■ Activity ■
Where a line in the records below contains the string "icon", tally it; give only the final number.

■ Material provided ■

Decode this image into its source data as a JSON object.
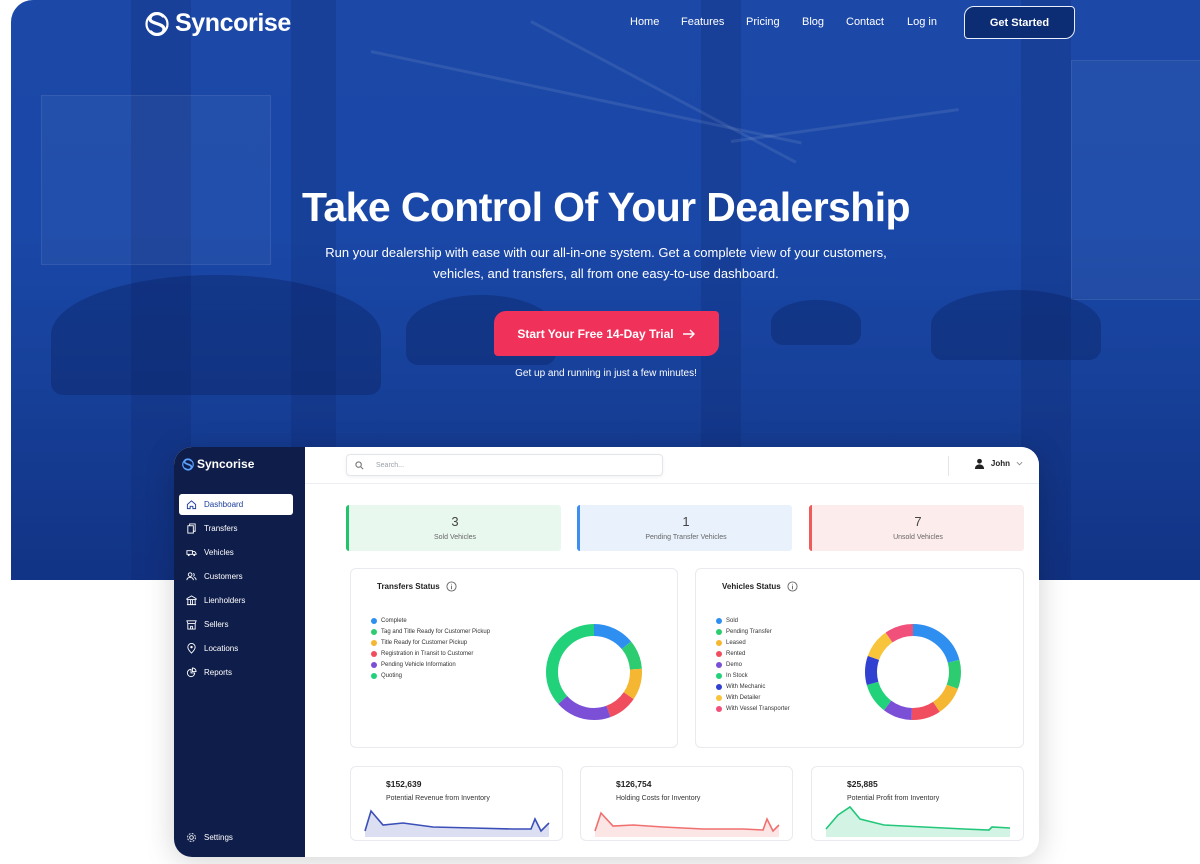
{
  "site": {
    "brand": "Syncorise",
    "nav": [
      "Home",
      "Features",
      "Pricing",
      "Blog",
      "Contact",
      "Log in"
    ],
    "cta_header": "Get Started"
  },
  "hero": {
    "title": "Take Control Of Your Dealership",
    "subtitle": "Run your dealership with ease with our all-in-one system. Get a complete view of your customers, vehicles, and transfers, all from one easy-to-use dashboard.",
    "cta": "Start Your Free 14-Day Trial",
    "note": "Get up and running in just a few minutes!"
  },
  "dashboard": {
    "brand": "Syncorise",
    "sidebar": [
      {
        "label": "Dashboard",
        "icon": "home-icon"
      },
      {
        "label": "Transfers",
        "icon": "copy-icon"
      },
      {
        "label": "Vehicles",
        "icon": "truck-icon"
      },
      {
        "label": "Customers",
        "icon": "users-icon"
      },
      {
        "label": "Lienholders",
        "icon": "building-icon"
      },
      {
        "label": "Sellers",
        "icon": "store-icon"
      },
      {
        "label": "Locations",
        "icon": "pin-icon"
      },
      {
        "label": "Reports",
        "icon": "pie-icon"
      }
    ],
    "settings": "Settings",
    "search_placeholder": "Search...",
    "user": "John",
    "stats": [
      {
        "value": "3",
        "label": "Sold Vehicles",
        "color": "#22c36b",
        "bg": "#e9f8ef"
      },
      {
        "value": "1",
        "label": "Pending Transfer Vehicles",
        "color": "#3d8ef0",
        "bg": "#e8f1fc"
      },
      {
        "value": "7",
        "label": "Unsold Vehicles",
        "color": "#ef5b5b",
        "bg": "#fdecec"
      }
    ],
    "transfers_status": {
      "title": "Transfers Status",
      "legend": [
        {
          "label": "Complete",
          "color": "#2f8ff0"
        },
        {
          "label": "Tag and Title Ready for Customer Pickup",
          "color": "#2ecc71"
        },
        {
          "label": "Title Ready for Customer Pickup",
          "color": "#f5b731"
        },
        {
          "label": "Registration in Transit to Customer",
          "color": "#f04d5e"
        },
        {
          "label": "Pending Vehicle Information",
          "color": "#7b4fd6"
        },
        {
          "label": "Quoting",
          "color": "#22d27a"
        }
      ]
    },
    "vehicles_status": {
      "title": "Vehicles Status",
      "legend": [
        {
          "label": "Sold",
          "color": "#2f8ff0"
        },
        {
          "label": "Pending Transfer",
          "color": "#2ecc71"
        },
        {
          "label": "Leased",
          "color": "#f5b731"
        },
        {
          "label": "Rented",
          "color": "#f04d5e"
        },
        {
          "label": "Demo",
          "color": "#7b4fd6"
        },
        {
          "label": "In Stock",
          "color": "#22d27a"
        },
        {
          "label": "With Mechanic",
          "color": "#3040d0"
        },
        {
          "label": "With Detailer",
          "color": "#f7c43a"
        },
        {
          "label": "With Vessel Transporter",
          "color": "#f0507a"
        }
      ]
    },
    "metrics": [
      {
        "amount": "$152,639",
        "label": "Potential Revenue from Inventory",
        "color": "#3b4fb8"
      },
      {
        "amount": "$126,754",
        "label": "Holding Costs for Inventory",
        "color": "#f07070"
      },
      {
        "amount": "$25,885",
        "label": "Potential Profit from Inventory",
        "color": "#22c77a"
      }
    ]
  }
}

■ Your solution ■
8